**YOUR OBJECTIVE:** Reading the records beneath this task, work out how many lines contain the word "MPEG" and reply with only that number.

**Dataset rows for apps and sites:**
=====
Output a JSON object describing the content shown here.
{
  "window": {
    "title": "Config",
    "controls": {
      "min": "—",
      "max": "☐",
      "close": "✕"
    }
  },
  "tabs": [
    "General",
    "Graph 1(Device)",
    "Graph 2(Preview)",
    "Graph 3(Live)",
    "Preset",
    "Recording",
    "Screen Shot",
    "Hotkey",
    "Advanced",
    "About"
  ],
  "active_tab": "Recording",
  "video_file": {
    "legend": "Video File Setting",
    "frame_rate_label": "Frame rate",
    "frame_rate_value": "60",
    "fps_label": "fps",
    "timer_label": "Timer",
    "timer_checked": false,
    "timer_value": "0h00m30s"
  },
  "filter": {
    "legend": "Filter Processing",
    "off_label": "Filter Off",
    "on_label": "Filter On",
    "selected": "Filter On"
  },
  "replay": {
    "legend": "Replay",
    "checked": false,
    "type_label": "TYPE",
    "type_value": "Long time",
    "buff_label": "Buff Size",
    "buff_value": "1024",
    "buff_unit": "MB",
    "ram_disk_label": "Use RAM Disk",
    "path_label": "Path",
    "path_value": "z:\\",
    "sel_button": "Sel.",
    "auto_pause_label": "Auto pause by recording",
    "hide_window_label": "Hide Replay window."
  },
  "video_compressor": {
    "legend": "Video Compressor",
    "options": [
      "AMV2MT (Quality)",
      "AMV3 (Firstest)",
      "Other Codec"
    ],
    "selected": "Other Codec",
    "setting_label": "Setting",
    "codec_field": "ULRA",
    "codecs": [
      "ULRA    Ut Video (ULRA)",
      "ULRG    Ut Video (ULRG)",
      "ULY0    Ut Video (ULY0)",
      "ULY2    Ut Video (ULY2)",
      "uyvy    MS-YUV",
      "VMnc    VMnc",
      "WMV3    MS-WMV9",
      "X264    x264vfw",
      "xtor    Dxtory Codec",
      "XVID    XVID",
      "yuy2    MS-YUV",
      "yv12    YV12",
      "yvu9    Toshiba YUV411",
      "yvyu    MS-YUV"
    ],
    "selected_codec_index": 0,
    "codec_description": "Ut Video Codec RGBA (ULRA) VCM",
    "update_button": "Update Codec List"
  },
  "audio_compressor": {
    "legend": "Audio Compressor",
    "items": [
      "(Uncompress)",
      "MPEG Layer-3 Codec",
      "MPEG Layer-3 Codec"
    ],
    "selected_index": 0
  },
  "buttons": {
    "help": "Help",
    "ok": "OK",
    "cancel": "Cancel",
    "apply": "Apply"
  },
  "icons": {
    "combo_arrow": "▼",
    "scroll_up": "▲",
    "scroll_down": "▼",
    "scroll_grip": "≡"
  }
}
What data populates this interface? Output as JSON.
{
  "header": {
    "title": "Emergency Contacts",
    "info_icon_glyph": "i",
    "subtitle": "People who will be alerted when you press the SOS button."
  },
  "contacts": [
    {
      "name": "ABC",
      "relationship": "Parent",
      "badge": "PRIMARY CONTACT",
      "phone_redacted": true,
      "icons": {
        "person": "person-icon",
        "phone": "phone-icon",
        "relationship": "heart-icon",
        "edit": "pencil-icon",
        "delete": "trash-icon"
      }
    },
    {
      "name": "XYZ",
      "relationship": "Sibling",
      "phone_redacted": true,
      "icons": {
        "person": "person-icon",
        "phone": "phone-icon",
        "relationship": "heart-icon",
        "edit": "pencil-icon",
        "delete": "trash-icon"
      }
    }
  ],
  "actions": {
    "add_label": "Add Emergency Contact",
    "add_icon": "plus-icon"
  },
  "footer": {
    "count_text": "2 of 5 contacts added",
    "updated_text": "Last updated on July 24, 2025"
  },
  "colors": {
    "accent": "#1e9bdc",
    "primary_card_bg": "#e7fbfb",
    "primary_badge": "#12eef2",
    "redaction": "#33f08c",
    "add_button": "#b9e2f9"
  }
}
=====
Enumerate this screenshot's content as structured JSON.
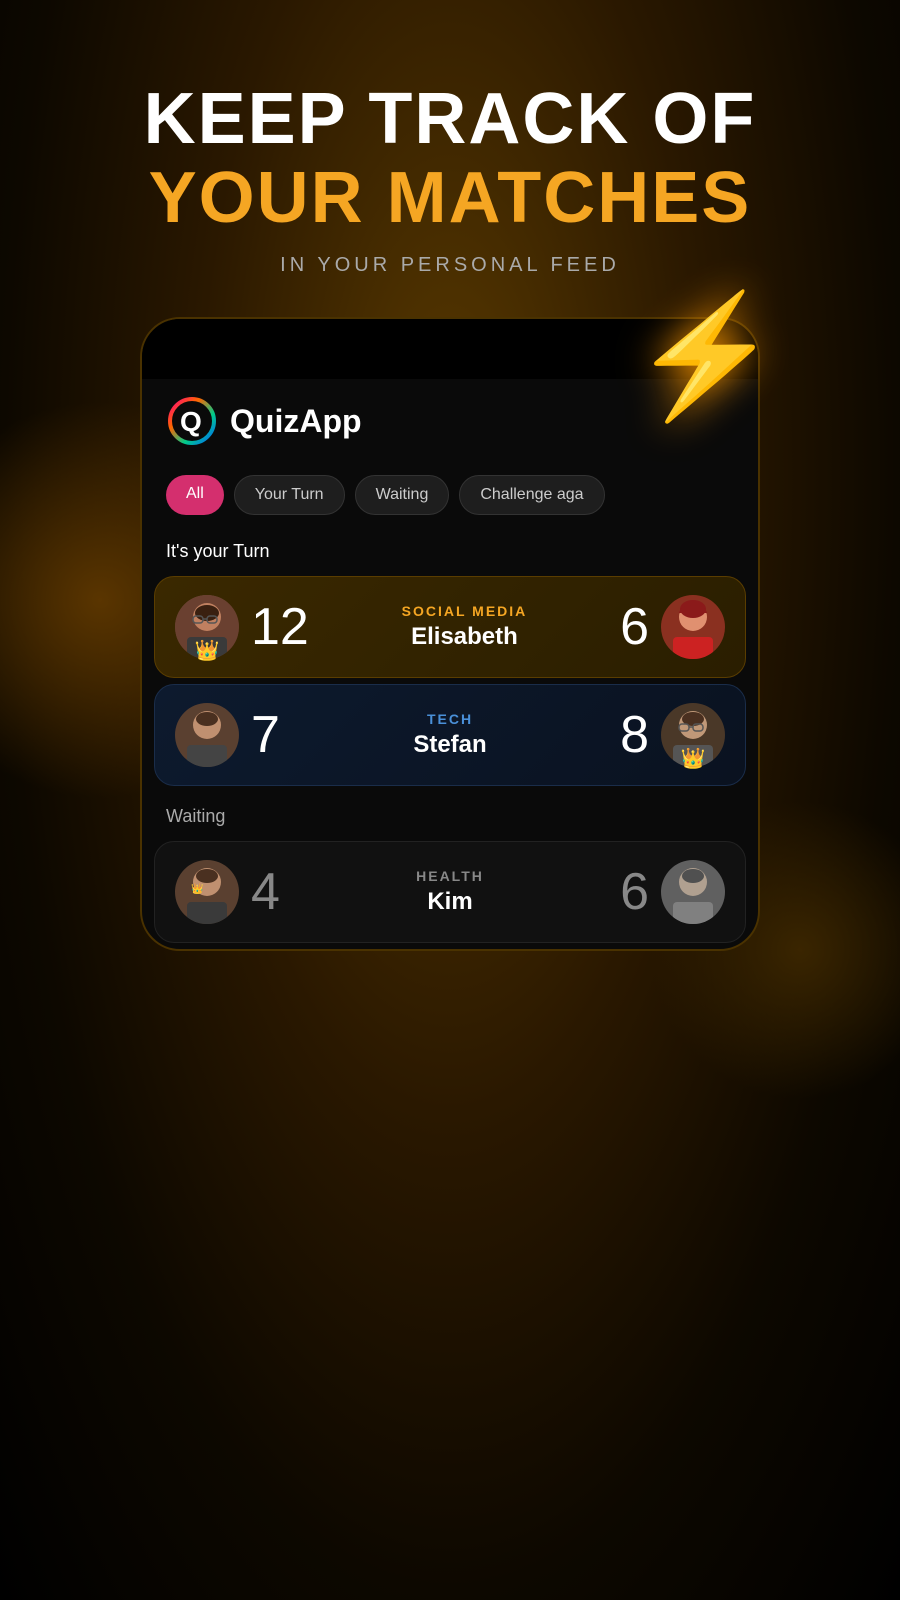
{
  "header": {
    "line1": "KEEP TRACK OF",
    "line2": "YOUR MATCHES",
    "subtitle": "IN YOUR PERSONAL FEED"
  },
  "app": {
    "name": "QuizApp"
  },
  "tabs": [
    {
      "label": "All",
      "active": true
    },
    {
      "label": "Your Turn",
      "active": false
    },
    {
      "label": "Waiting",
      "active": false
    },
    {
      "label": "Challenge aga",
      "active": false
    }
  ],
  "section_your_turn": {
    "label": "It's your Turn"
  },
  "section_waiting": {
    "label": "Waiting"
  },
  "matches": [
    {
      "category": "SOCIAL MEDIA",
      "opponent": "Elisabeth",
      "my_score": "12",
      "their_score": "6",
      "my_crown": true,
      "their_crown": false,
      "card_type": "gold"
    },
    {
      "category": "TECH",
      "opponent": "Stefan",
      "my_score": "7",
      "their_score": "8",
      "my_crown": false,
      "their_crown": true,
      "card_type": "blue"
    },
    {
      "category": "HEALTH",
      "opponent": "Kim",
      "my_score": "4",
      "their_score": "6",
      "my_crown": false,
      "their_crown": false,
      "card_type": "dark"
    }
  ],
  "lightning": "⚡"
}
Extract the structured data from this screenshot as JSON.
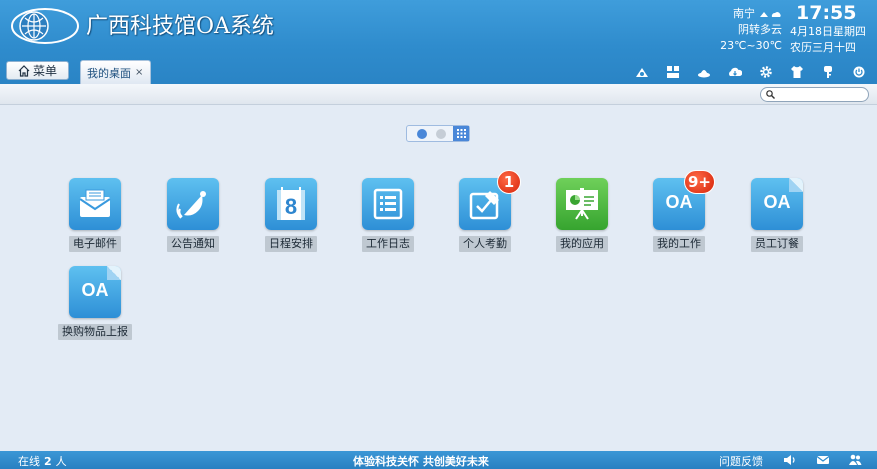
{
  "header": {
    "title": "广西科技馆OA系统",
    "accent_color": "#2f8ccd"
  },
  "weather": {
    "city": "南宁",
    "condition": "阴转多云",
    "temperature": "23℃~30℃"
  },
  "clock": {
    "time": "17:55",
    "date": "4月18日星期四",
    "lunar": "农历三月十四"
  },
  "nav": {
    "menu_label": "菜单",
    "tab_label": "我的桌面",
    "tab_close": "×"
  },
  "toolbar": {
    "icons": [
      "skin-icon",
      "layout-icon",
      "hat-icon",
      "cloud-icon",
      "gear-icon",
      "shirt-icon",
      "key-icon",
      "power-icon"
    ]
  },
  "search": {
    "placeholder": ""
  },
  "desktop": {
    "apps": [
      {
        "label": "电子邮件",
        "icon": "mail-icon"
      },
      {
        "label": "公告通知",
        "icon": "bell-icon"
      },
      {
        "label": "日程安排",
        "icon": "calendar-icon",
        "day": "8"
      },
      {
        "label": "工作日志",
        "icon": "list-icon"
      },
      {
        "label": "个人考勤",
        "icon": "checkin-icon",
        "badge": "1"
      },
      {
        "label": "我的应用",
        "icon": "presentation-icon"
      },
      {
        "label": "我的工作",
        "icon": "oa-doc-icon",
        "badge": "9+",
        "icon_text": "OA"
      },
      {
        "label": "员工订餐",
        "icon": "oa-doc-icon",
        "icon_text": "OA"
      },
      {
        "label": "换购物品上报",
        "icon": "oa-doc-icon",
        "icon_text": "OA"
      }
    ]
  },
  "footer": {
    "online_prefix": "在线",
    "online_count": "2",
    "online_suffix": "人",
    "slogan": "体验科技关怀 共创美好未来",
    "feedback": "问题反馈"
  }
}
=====
**EXERCISE RESULT:** 2